Portuguese efforts in establishing plantation economies begin with the exploration of Africa’s coast but end with New World opportunities heavily dependent on slavery.
During the fifteenth century, Portuguese explorers established a number of proto-colonies along the coast of Africa, chiefly to exploit the growing sugar industry which would soon produce great wealth for European merchants. Eventually, sugar would become the primary export commodity from Portuguese Brazil as well as the many “sugar islands” dotting the Caribbean. Along with sugar came African slavery, transplanted from Sao Tome to the shores of Brazil and eventually all of the Americas.
Sugar and the Rising Plantation Economy
Sugar made its way to Europe from India via Muslim trading routes. Muslim sugar enterprises were established in North Africa in which the first slaves working the labor intensive industry came from Balkan Europe. Portugal, one of the first early modern nation states to venture into the Atlantic in search of new trade opportunities, first attempted a plantation economy in the Azores.

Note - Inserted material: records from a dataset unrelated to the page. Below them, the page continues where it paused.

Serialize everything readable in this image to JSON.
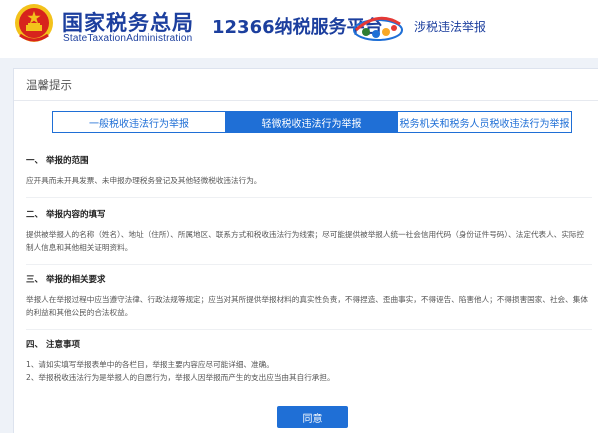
{
  "header": {
    "brand_cn": "国家税务总局",
    "brand_en": "StateTaxationAdministration",
    "platform": "12366纳税服务平台",
    "tag": "涉税违法举报",
    "emblem_icon": "national-emblem",
    "platform_logo_icon": "12366-logo"
  },
  "panel": {
    "title": "温馨提示",
    "tabs": [
      {
        "label": "一般税收违法行为举报",
        "active": false
      },
      {
        "label": "轻微税收违法行为举报",
        "active": true
      },
      {
        "label": "税务机关和税务人员税收违法行为举报",
        "active": false
      }
    ],
    "sections": [
      {
        "heading": "一、 举报的范围",
        "body": [
          "应开具而未开具发票、未申报办理税务登记及其他轻微税收违法行为。"
        ]
      },
      {
        "heading": "二、 举报内容的填写",
        "body": [
          "提供被举报人的名称（姓名）、地址（住所）、所属地区、联系方式和税收违法行为线索；尽可能提供被举报人统一社会信用代码（身份证件号码）、法定代表人、实际控制人信息和其他相关证明资料。"
        ]
      },
      {
        "heading": "三、 举报的相关要求",
        "body": [
          "举报人在举报过程中应当遵守法律、行政法规等规定；应当对其所提供举报材料的真实性负责，不得捏造、歪曲事实，不得诬告、陷害他人；不得损害国家、社会、集体的利益和其他公民的合法权益。"
        ]
      },
      {
        "heading": "四、 注意事项",
        "body": [
          "1、请如实填写举报表单中的各栏目，举报主要内容应尽可能详细、准确。",
          "2、举报税收违法行为是举报人的自愿行为，举报人因举报而产生的支出应当由其自行承担。"
        ]
      }
    ],
    "agree_label": "同意"
  },
  "colors": {
    "brand_blue": "#1c3f9e",
    "accent_blue": "#1f6fd6",
    "emblem_red": "#d7231d",
    "emblem_gold": "#f3c21b"
  }
}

The Portuguese, however, found that sugar production was best suited in warmer regions. Attempts in the Madeira chain, the Canary Islands, and Cape Verde provided minimal results. It was not until the Portuguese established sugar enterprises at Sao Tome, on Africa’s Gold Coast, that profits justified the efforts and investments. Additionally, Africa provided an abundant and seemingly limitless source of slave labor.

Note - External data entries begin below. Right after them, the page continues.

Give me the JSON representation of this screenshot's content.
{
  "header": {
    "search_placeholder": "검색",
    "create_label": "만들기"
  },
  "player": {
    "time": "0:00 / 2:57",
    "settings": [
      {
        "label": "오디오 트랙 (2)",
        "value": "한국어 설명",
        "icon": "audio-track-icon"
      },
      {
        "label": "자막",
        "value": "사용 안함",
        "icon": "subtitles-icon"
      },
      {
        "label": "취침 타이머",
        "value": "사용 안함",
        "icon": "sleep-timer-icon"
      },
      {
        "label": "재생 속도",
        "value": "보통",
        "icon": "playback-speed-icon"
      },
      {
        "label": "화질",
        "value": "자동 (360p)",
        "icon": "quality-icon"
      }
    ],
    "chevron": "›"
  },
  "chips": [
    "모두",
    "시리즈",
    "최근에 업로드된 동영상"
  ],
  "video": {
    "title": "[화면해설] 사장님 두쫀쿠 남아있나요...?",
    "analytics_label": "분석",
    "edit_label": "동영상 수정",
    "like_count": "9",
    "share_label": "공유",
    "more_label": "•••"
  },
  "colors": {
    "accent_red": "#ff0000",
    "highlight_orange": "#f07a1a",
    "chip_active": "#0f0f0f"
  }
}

Brazil and the Americas
The voyages of Columbus began a European frenzy of New World colonization. By 1494 the Treaty of Tordesillas awarded Brazil to Portugal, leading to the establishment of sugar plantations. The sea route from Brazil to the Dutch ports of Antwerp and Rotterdam, where the sugar would be deposited and then resold, was actually shorter than from Sao Tome in Africa.

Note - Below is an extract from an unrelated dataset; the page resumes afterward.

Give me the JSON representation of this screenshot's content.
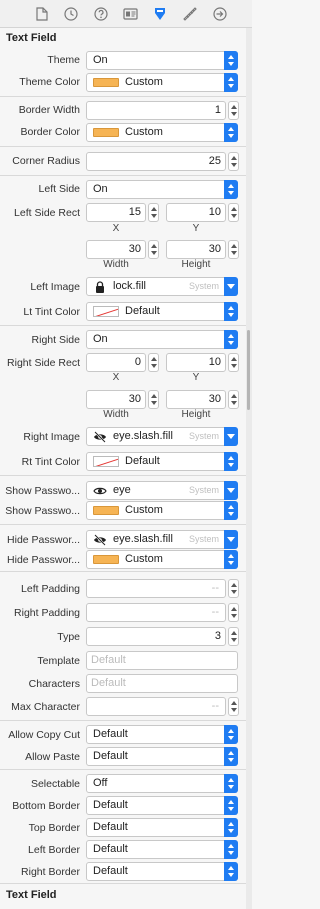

Native Indians proved poor laborers and were swiftly replaced by African slaves. This became the norm for all sugar plantations. Although English efforts on islands in the Caribbean began with English colonists, tropical diseases soon ravaged these early communities. Africans, however, seemed to be immune to these diseases. African slaves wrested from sub-tropical Africa had natural immunities. Biological explanations, however, were unknown to the Sixteenth Century Europeans who chose to explain the anomaly in terms of faulty Biblical exegesis.
More Sugar, More Slaves
Sugar cultivation became the most lucrative commodity for Europeans investing in overseas enterprises. One story holds that Benjamin Franklin, attending the conference ending the Seven Years’ War, urged the British government to take Canada from the French rather than a small sugar island, Guadalupe, in the Caribbean. The potential value of sugar appeared to out weigh ownership of all of Canada!
But more sugar also meant more slaves. Of the 92% of all Africans brought involuntarily to the Caribbean region and South America through the “Middle Passage,” most ended up in plantation economies producing sugar and tobacco. Long before the first slaves arrived in Virginia in 1619, hundreds of thousands had toiled and died in sugar production.
The sugar trade led to the establishment of plantation enterprises that began along the coast of Africa, facilitated by the Portuguese, and ultimately led to the vast plantation economies in the New World. Supported by royal as well as merchant investment, the ensuing African slave trade inexorably tied all aspects of European trade and marketing groups to an economic system heavily dependent on slave labor.
- Philip D. Curtin, The Rise and Fall of the Plantation Complex, 2nd Ed., (Cambridge University press, 1999)
- Betty Wood, The Origins of American Slavery: Freedom and Bondage in the English Colonies (New York: Hill and Wang, 1997)